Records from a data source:

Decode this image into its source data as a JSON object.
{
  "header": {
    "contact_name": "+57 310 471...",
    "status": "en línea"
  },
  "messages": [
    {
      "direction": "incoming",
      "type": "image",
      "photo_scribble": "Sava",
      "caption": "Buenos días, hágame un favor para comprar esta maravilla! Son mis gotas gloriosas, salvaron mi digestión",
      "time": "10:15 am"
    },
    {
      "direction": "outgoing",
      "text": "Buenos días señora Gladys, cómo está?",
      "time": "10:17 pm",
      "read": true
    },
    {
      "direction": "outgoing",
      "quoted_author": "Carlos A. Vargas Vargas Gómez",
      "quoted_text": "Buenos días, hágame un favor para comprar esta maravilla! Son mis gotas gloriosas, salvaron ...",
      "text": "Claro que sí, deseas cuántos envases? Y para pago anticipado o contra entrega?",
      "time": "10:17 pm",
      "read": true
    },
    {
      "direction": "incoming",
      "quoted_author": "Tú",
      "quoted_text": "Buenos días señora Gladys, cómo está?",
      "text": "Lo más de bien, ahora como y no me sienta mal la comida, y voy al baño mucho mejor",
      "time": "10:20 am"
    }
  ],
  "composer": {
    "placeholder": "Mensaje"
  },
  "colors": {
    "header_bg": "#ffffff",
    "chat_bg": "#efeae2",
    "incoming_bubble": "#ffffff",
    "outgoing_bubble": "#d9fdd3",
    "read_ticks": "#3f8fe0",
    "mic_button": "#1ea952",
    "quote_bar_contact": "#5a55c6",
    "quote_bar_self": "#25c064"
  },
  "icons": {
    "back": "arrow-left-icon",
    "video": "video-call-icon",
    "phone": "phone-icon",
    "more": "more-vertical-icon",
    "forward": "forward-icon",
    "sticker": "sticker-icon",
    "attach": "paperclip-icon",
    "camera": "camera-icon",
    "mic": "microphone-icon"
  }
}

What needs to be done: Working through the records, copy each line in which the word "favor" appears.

Written answer:
      "caption": "Buenos días, hágame un favor para comprar esta maravilla! Son mis gotas gloriosas, salvaron mi digestión",
      "quoted_text": "Buenos días, hágame un favor para comprar esta maravilla! Son mis gotas gloriosas, salvaron ...",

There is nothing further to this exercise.